I also gave some more copies of Hula Girl to Spencer Lucas, who’d organized the convention and who was very kind to me (“Are you enjoying the convention? You’re selling books? Good!” I thanked him profusely), and to a couple of people at the Humanist Canada table, including the wonderful Eric Thomas, president of Humanist Canada, who was very kind and encouraging to me too, I loved this man, and to Christine Shellska, president of Atheist Alliance International, who was, no surprise there, very kind and encouraging to me as well.
Again I’ll say: it was a phenomenal event, and I’m so happy that I went.
Then I went back to the hotel; it was nearly ten o’clock, and I had no stamina left for the concert that was about to start. The taxi arrived, and soon after I was back in my room, resting upon the plush bed. I had another very good night’s sleep, I say nine out of ten, and the next morning I hit the road around nine thirty. The drive on the 401 was much, much smoother this time—there was only one slowdown, cause by a multiple car accident—and I was home around four o’clock. My better half was in the middle of making dinner. I ate, then soon fell asleep on the couch.
I’ve been sleeping a lot since I got home.
The next day, I saw that there was a beautiful gift waiting for me online: the twentieth review of Hula Girl on Amazon, and it left me dumbstruck.
Next stop: thirty reviews, I hope!
I’ll rest for a few more days (feeling sleepy right now, in fact), and then I’ll be hard at work on Tiki Hour.
So, goodness, as you can see, it was quite an epic adventure, and a joyful, stimulating conference! I would like to thank, from the bottom of my heart, everyone who purchased a copy of my book at the Non-Conference; I can’t begin to tell you how much your support and interest in my work means to me. Thank you so much. If you enjoy the book, please do tell all your friends and anyone who might be comforted or inspired by it! Thank you.

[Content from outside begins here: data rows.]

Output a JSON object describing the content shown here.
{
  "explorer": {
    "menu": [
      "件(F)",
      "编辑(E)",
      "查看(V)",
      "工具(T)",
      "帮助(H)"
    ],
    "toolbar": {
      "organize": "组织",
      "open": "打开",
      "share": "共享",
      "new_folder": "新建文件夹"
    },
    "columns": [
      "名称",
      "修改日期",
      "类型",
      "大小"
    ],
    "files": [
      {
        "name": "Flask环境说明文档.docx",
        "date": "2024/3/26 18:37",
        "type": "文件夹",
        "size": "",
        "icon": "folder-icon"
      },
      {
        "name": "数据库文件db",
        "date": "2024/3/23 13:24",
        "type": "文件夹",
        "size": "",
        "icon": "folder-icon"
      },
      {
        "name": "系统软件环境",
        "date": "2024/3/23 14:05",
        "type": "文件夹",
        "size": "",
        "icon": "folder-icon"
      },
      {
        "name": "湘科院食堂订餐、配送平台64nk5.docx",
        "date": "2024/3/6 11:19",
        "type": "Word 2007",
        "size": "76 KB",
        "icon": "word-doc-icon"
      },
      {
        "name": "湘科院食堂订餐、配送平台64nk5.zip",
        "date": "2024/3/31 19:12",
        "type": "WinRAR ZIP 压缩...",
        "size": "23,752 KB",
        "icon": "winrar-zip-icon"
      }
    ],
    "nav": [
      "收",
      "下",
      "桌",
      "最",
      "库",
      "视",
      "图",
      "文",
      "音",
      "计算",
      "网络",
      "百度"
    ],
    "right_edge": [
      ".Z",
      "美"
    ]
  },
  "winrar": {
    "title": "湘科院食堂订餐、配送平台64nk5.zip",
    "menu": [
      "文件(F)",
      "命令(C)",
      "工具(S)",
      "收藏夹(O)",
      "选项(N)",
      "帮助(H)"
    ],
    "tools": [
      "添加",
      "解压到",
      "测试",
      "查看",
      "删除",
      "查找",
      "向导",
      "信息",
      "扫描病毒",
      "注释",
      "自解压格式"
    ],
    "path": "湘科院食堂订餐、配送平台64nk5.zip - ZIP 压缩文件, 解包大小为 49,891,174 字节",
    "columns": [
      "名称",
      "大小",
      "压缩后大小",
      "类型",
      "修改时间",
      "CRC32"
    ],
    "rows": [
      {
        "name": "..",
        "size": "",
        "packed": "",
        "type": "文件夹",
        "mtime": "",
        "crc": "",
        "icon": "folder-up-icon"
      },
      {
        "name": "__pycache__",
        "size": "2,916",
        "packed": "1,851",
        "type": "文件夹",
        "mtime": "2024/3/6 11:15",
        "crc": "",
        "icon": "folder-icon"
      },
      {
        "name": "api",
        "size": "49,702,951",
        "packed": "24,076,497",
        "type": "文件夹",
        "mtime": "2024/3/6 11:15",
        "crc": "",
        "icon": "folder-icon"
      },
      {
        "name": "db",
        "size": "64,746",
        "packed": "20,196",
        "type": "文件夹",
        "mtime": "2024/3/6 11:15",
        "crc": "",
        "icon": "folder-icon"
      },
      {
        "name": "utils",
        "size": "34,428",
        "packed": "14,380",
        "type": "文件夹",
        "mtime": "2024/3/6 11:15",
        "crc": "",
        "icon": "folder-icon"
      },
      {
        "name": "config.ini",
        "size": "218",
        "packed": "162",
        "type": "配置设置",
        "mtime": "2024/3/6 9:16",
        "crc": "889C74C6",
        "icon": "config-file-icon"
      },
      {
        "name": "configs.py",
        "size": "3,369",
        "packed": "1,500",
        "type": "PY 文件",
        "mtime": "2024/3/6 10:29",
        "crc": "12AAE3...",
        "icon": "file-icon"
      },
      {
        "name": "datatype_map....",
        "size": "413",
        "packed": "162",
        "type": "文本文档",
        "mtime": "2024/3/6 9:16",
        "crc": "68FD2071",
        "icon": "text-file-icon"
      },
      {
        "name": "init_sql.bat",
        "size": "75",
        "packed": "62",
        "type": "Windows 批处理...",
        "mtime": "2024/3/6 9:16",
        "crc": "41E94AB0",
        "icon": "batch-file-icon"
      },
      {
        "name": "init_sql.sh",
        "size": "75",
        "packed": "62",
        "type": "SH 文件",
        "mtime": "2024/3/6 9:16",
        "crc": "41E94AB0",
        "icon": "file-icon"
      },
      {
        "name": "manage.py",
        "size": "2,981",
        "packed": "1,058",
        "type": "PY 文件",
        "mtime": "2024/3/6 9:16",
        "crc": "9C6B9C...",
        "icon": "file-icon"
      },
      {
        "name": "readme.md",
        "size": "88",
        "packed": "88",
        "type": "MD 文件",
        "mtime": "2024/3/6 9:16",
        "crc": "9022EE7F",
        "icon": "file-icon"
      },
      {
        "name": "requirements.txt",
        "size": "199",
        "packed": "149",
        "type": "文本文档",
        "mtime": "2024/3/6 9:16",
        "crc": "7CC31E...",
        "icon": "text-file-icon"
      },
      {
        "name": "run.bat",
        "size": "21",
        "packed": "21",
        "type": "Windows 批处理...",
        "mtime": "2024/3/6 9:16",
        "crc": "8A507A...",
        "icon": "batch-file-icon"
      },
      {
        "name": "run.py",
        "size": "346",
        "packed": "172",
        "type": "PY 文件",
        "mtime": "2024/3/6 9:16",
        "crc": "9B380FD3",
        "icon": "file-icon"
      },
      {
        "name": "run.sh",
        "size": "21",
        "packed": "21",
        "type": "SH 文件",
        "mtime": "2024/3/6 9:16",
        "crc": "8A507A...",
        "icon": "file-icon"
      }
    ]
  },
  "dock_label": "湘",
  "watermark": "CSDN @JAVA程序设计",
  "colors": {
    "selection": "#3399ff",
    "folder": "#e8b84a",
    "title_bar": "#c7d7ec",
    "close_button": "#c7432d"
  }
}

Deep gratitude as well to Spencer, who is such a marvelous, soft-spoken, dedicated fellow. We need the Non-Conference. It was a joy and privilege to be there.
Logospilgrim, the quiet professor